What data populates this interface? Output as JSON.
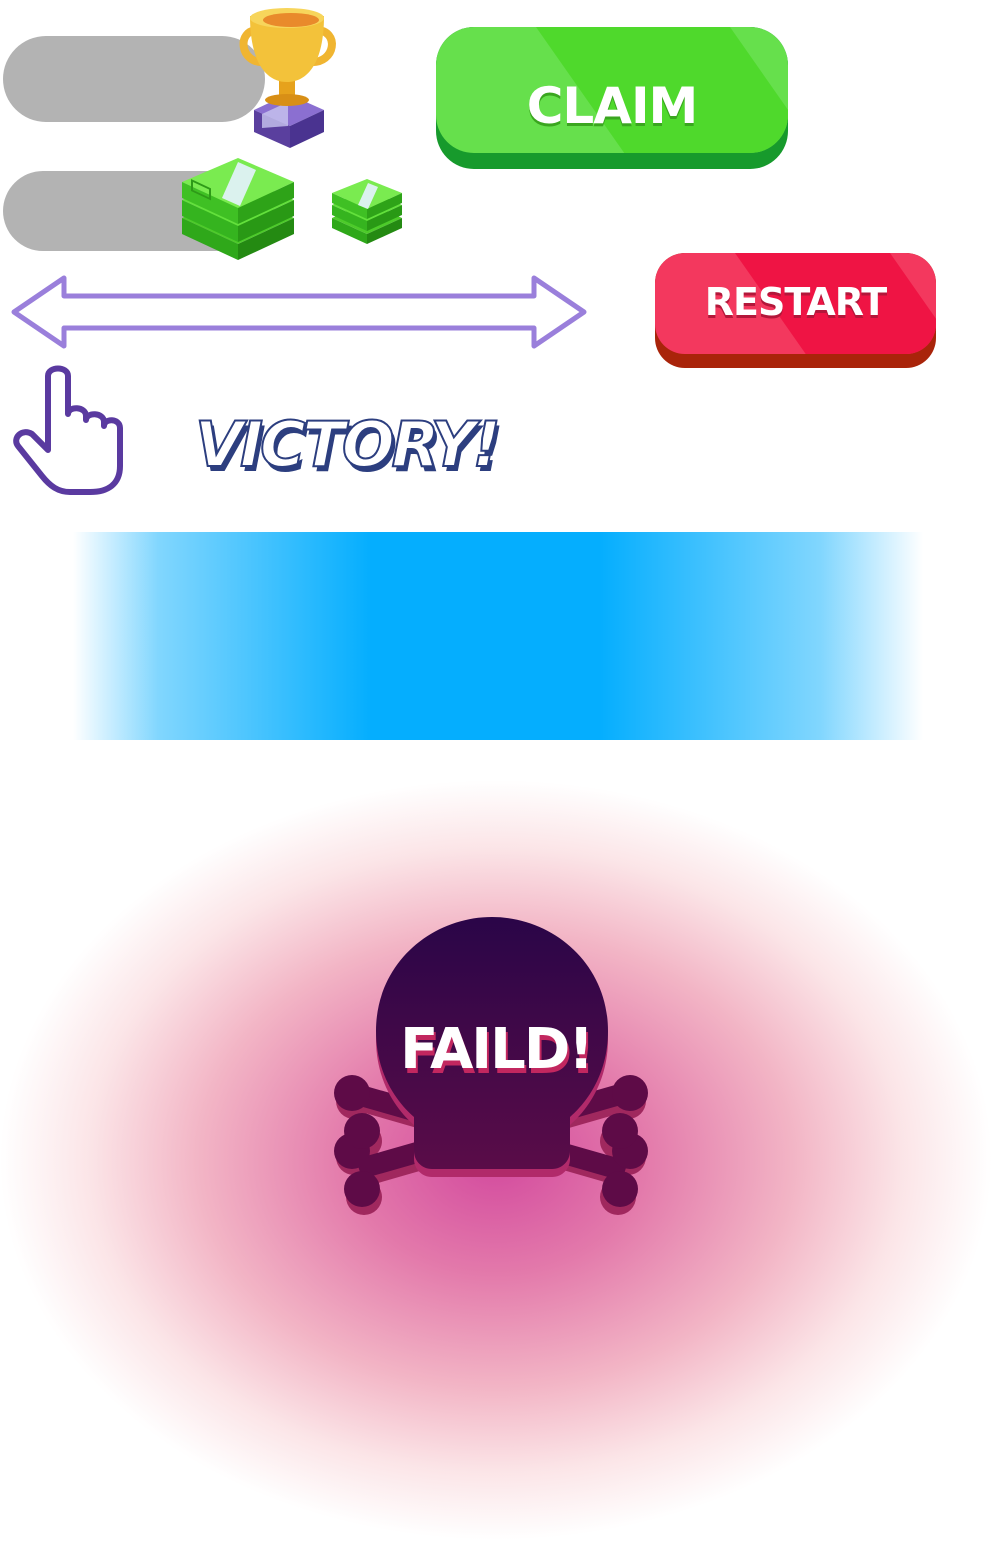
{
  "buttons": {
    "claim_label": "CLAIM",
    "restart_label": "RESTART"
  },
  "titles": {
    "victory": "VICTORY!",
    "failed": "FAILD!"
  },
  "icons": {
    "trophy": "trophy-icon",
    "money_stack_large": "money-stack-icon",
    "money_stack_small": "money-stack-icon",
    "swipe_arrow": "double-arrow-icon",
    "hand_pointer": "hand-pointer-icon",
    "skull": "skull-crossbones-icon"
  },
  "colors": {
    "claim_green": "#66e04c",
    "restart_red": "#f3385e",
    "banner_blue": "#05aefe",
    "arrow_purple": "#9b7fd9",
    "skull_purple": "#3b0a4a",
    "glow_pink": "#d34a9e"
  }
}
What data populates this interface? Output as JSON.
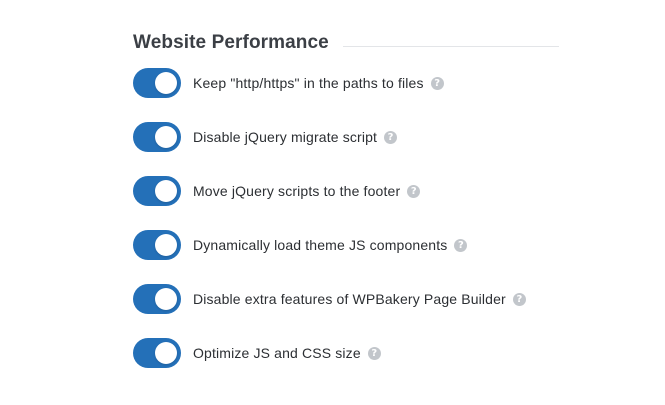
{
  "section": {
    "title": "Website Performance"
  },
  "options": [
    {
      "label": "Keep \"http/https\" in the paths to files",
      "enabled": true,
      "help_glyph": "?"
    },
    {
      "label": "Disable jQuery migrate script",
      "enabled": true,
      "help_glyph": "?"
    },
    {
      "label": "Move jQuery scripts to the footer",
      "enabled": true,
      "help_glyph": "?"
    },
    {
      "label": "Dynamically load theme JS components",
      "enabled": true,
      "help_glyph": "?"
    },
    {
      "label": "Disable extra features of WPBakery Page Builder",
      "enabled": true,
      "help_glyph": "?"
    },
    {
      "label": "Optimize JS and CSS size",
      "enabled": true,
      "help_glyph": "?"
    }
  ],
  "colors": {
    "toggle_on": "#2470b8",
    "toggle_off": "#c7cbd1",
    "help_icon": "#c2c6cb",
    "title_text": "#3b3f45",
    "label_text": "#2c2f33"
  }
}
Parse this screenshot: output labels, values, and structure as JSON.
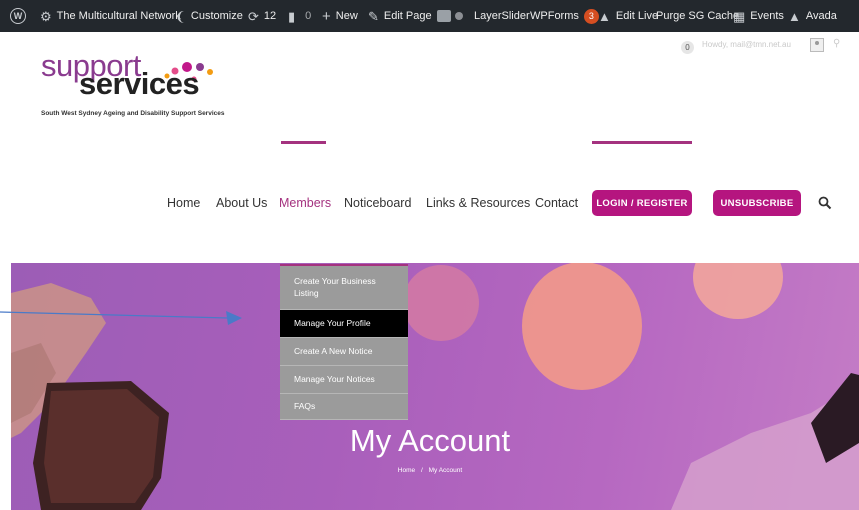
{
  "admin_bar": {
    "site_name": "The Multicultural Network",
    "customize": "Customize",
    "updates_count": "12",
    "comments_count": "0",
    "new": "New",
    "edit_page": "Edit Page",
    "layerslider": "LayerSlider",
    "wpforms": "WPForms",
    "wpforms_badge": "3",
    "edit_live": "Edit Live",
    "purge_cache": "Purge SG Cache",
    "events": "Events",
    "avada": "Avada"
  },
  "logo": {
    "word1": "support",
    "word2": "services",
    "tagline": "South West Sydney Ageing and Disability Support Services"
  },
  "user_area": {
    "notification_count": "0",
    "howdy": "Howdy, mail@tmn.net.au"
  },
  "nav": {
    "items": [
      "Home",
      "About Us",
      "Members",
      "Noticeboard",
      "Links & Resources",
      "Contact"
    ],
    "login_button": "LOGIN / REGISTER",
    "unsubscribe_button": "UNSUBSCRIBE"
  },
  "dropdown": {
    "items": [
      "Create Your Business Listing",
      "Manage Your Profile",
      "Create A New Notice",
      "Manage Your Notices",
      "FAQs"
    ],
    "selected_index": 1
  },
  "hero": {
    "title": "My Account",
    "breadcrumb_home": "Home",
    "breadcrumb_sep": "/",
    "breadcrumb_current": "My Account"
  },
  "colors": {
    "brand_magenta": "#b5157f",
    "accent_purple": "#a4327f",
    "admin_bar": "#23282d",
    "hero_purple": "#a95fbb",
    "annotation_arrow": "#4a7ac8"
  },
  "icons": {
    "wordpress": "wordpress-logo-icon",
    "site": "dashboard-icon",
    "customize": "paintbrush-icon",
    "updates": "refresh-icon",
    "comments": "comment-icon",
    "new": "plus-icon",
    "edit": "pencil-icon",
    "yoast": "yoast-icon",
    "avada": "avada-icon",
    "events": "calendar-icon",
    "search": "search-icon"
  }
}
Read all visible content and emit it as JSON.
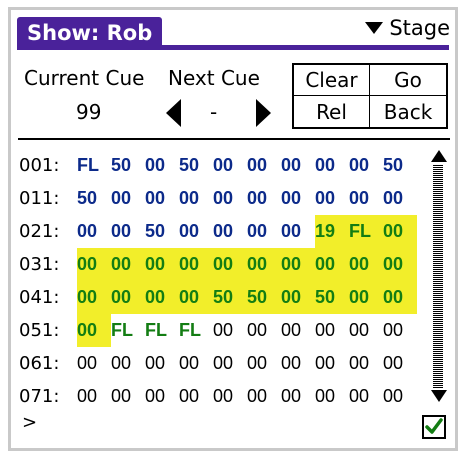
{
  "title": "Show: Rob",
  "stage_selector": {
    "label": "Stage",
    "icon": "triangle-down-icon"
  },
  "current_cue": {
    "label": "Current Cue",
    "value": "99"
  },
  "next_cue": {
    "label": "Next Cue",
    "value": "-"
  },
  "buttons": {
    "clear": "Clear",
    "go": "Go",
    "rel": "Rel",
    "back": "Back"
  },
  "colors": {
    "title_bg": "#4a229a",
    "blue_text": "#0c2a8a",
    "green_text": "#137d13",
    "highlight": "#f2ee2a"
  },
  "rows": [
    {
      "addr": "001:",
      "cells": [
        {
          "v": "FL",
          "c": "blue"
        },
        {
          "v": "50",
          "c": "blue"
        },
        {
          "v": "00",
          "c": "blue"
        },
        {
          "v": "50",
          "c": "blue"
        },
        {
          "v": "00",
          "c": "blue"
        },
        {
          "v": "00",
          "c": "blue"
        },
        {
          "v": "00",
          "c": "blue"
        },
        {
          "v": "00",
          "c": "blue"
        },
        {
          "v": "00",
          "c": "blue"
        },
        {
          "v": "50",
          "c": "blue"
        }
      ]
    },
    {
      "addr": "011:",
      "cells": [
        {
          "v": "50",
          "c": "blue"
        },
        {
          "v": "00",
          "c": "blue"
        },
        {
          "v": "00",
          "c": "blue"
        },
        {
          "v": "00",
          "c": "blue"
        },
        {
          "v": "00",
          "c": "blue"
        },
        {
          "v": "00",
          "c": "blue"
        },
        {
          "v": "00",
          "c": "blue"
        },
        {
          "v": "00",
          "c": "blue"
        },
        {
          "v": "00",
          "c": "blue"
        },
        {
          "v": "00",
          "c": "blue"
        }
      ]
    },
    {
      "addr": "021:",
      "cells": [
        {
          "v": "00",
          "c": "blue"
        },
        {
          "v": "00",
          "c": "blue"
        },
        {
          "v": "50",
          "c": "blue"
        },
        {
          "v": "00",
          "c": "blue"
        },
        {
          "v": "00",
          "c": "blue"
        },
        {
          "v": "00",
          "c": "blue"
        },
        {
          "v": "00",
          "c": "blue"
        },
        {
          "v": "19",
          "c": "green",
          "hl": true
        },
        {
          "v": "FL",
          "c": "green",
          "hl": true
        },
        {
          "v": "00",
          "c": "green",
          "hl": true
        }
      ]
    },
    {
      "addr": "031:",
      "cells": [
        {
          "v": "00",
          "c": "green",
          "hl": true
        },
        {
          "v": "00",
          "c": "green",
          "hl": true
        },
        {
          "v": "00",
          "c": "green",
          "hl": true
        },
        {
          "v": "00",
          "c": "green",
          "hl": true
        },
        {
          "v": "00",
          "c": "green",
          "hl": true
        },
        {
          "v": "00",
          "c": "green",
          "hl": true
        },
        {
          "v": "00",
          "c": "green",
          "hl": true
        },
        {
          "v": "00",
          "c": "green",
          "hl": true
        },
        {
          "v": "00",
          "c": "green",
          "hl": true
        },
        {
          "v": "00",
          "c": "green",
          "hl": true
        }
      ]
    },
    {
      "addr": "041:",
      "cells": [
        {
          "v": "00",
          "c": "green",
          "hl": true
        },
        {
          "v": "00",
          "c": "green",
          "hl": true
        },
        {
          "v": "00",
          "c": "green",
          "hl": true
        },
        {
          "v": "00",
          "c": "green",
          "hl": true
        },
        {
          "v": "50",
          "c": "green",
          "hl": true
        },
        {
          "v": "50",
          "c": "green",
          "hl": true
        },
        {
          "v": "00",
          "c": "green",
          "hl": true
        },
        {
          "v": "50",
          "c": "green",
          "hl": true
        },
        {
          "v": "00",
          "c": "green",
          "hl": true
        },
        {
          "v": "00",
          "c": "green",
          "hl": true
        }
      ]
    },
    {
      "addr": "051:",
      "cells": [
        {
          "v": "00",
          "c": "green",
          "hl": true
        },
        {
          "v": "FL",
          "c": "green"
        },
        {
          "v": "FL",
          "c": "green"
        },
        {
          "v": "FL",
          "c": "green"
        },
        {
          "v": "00",
          "c": "normal"
        },
        {
          "v": "00",
          "c": "normal"
        },
        {
          "v": "00",
          "c": "normal"
        },
        {
          "v": "00",
          "c": "normal"
        },
        {
          "v": "00",
          "c": "normal"
        },
        {
          "v": "00",
          "c": "normal"
        }
      ]
    },
    {
      "addr": "061:",
      "cells": [
        {
          "v": "00",
          "c": "normal"
        },
        {
          "v": "00",
          "c": "normal"
        },
        {
          "v": "00",
          "c": "normal"
        },
        {
          "v": "00",
          "c": "normal"
        },
        {
          "v": "00",
          "c": "normal"
        },
        {
          "v": "00",
          "c": "normal"
        },
        {
          "v": "00",
          "c": "normal"
        },
        {
          "v": "00",
          "c": "normal"
        },
        {
          "v": "00",
          "c": "normal"
        },
        {
          "v": "00",
          "c": "normal"
        }
      ]
    },
    {
      "addr": "071:",
      "cells": [
        {
          "v": "00",
          "c": "normal"
        },
        {
          "v": "00",
          "c": "normal"
        },
        {
          "v": "00",
          "c": "normal"
        },
        {
          "v": "00",
          "c": "normal"
        },
        {
          "v": "00",
          "c": "normal"
        },
        {
          "v": "00",
          "c": "normal"
        },
        {
          "v": "00",
          "c": "normal"
        },
        {
          "v": "00",
          "c": "normal"
        },
        {
          "v": "00",
          "c": "normal"
        },
        {
          "v": "00",
          "c": "normal"
        }
      ]
    }
  ],
  "prompt": ">",
  "confirm_checkbox": {
    "checked": true,
    "icon": "checkmark-icon"
  }
}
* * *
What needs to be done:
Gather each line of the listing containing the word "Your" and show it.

Solution for this problem:
      "Create Your Business Listing",
      "Manage Your Profile",
      "Manage Your Notices",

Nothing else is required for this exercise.